In total it costs near £70 from eBay. Almost a third of a Canon DSLR 400D!

DSLR Sensor cleaning

Giottos Q Ball Air Dust Blower is very powerful but no as powerful as canned air, which spreads strong current may actually leaves an un-removable marks on the surface. There is an air inlet valve prevents backflow and dust coming to blower.

DSLR Sensor cleaning

Speck Grabber is use to grab visible speck directly from delicate surface, such like reflection mirror, focus screen or CMOS sensor. It is an interesting tool. It has a tacky tip (the blue tip in the picture) made of copolymer plastic. Although it has tacky adhesion property, it doesn’t leave residue on the surface it touches.

For grabbing speck directly there are other competing products, such like a ‘Dust-Aid’. Very expensive though – around 35 pounds of 12 sticky pads.

DSLR Sensor cleaning

Sensor Swab is the most expensive one, costs £33. Any if you wonder what is in it – A sensor swab is a plastic wand wrapped with a Pec Pad tissue (1/3 sheet of it to be precise). Pec Pad is secured to the wand by a tiny elastic band. 12 units of Sensor Swab in the package, in individual seal package. So it works out to be around £2.75 a pot! IMO, this can only be justified by the made to size wand. it fits just right to the size of sensor surface, so one wipe stroke will be enough hence reduce the need of repeat wiping – which may let small speck to scratch & grind the ultra sensitive sensor.

DSLR Sensor cleaning
And finally lint –free Pec Pad and Eclipse 2 Optic Cleaning Fluid for Tin Oxide Coated Sensor.

Now here is how to do it, reference to http://www.pbase.com/copperhill/image/71784128 on how to prepare a home made sensor swab and how to apply it in great detail. Read it for definitive guide and tips.

Before apply Sensor swab I have few more steps:

1. Cleaning mirror and focus screen. Though cleaning this has no effect on shots, it helps to a cleaner view finder and reduces the risk of loose dust move to sensor later.

  1. Un-mounted lenses but don’t switch on ‘cleaning sensor’ function or lifting up mirror.
  2. Camera face down, blow off loose dust from the camber. Be careful don’t let nozzle touch any element in the camber.
  3. Use SpeckGrabber to catch each visible dust particle.
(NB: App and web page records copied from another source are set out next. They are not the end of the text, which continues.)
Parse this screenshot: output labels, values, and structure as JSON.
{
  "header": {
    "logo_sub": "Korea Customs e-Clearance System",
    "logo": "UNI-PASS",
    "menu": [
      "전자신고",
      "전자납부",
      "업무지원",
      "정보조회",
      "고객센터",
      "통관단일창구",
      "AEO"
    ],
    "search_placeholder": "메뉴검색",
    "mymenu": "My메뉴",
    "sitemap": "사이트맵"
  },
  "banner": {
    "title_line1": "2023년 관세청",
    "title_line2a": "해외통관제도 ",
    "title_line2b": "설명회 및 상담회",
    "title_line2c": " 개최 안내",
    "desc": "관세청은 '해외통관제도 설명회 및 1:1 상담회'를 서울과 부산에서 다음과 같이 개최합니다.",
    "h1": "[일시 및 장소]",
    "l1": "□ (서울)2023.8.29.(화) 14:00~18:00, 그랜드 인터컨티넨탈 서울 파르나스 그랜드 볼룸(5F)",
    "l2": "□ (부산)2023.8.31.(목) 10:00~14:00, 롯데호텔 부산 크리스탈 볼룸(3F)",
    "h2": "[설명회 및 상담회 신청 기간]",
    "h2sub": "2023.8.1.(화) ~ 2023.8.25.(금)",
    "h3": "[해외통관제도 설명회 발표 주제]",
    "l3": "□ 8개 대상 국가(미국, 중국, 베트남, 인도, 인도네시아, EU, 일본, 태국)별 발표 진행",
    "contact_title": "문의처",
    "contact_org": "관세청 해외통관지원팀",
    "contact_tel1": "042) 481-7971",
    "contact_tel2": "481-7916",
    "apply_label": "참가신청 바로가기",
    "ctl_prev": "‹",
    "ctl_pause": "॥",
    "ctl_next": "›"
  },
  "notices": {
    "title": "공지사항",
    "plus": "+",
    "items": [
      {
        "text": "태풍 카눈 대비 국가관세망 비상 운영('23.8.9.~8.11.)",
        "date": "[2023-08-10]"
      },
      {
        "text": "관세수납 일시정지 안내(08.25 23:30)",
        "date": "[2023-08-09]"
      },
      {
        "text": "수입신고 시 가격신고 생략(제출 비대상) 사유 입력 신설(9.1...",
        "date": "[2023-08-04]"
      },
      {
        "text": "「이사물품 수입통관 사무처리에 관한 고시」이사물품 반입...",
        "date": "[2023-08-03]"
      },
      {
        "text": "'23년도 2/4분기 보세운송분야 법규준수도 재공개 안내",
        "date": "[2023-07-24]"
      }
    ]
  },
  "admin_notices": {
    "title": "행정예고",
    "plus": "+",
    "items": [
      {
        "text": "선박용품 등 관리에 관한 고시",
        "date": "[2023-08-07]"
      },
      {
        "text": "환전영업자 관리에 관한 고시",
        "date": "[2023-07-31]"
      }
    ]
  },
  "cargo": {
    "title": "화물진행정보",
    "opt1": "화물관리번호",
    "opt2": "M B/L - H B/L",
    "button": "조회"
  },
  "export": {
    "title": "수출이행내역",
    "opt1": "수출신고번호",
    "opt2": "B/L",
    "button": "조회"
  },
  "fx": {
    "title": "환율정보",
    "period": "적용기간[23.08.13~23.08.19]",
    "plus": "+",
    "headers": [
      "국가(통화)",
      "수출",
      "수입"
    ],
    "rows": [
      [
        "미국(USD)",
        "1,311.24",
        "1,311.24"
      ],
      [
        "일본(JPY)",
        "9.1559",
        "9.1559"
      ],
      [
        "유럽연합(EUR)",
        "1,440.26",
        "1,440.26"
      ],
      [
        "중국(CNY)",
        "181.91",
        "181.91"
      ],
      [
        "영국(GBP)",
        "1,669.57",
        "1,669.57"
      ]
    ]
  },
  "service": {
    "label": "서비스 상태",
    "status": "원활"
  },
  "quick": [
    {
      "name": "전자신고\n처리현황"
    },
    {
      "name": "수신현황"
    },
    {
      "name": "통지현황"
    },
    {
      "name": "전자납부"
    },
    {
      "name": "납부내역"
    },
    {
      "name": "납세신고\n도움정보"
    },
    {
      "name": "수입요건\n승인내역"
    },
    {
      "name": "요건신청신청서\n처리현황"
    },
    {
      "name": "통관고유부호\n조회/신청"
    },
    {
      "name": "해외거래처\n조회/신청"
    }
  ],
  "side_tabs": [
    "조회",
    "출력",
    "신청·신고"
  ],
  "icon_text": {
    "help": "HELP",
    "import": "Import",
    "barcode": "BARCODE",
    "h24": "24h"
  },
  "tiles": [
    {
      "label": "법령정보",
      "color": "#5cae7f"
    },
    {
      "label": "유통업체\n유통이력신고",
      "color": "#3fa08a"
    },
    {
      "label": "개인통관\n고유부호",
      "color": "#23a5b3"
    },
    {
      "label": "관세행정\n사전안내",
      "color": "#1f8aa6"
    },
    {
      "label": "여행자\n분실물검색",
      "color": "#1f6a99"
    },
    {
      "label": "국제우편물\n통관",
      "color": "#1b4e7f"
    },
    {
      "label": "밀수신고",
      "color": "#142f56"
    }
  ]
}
Must follow it’s user guide.

2. Cleaning CMOS sensor.

  1. Lifting up mirror by B-stop or ‘cleaning sensor’ function of the camera.
  2. Camera face down, use blower to blow off any loose dust speck.
  3. Use SpeckGrabber to catch visible dust particle.
  4. Use Sensor Swab to wipe clean the sensor, carefully.
  5. Mount the lenses and release the locked-up mirror.

This cleaning process may need to repeat to get the best result due to lenses mounting, locked-up mirror release could bring in ‘new’ specks.

If this is the case, in second run, you don’t need to clean mirror and focus screen again. So you should:

  1. Have every tool ready to use.
  2. While lenses is mounted, locked-up mirror or switch on ‘cleaning function’.
  3. Detached lenses
  4. Clean with SpeckGrabber if the new dust isn’t as serious as prevous.
  5. Use Swab

This is a photo I took (F22) after first run, there is a new speck introduced while ‘old’ ones had gone.

still one to go
Link to a large size

This is a photo I took after second run. No speck or greyish dust anymore.

no dust == world peace!
Link to a large size

World peace!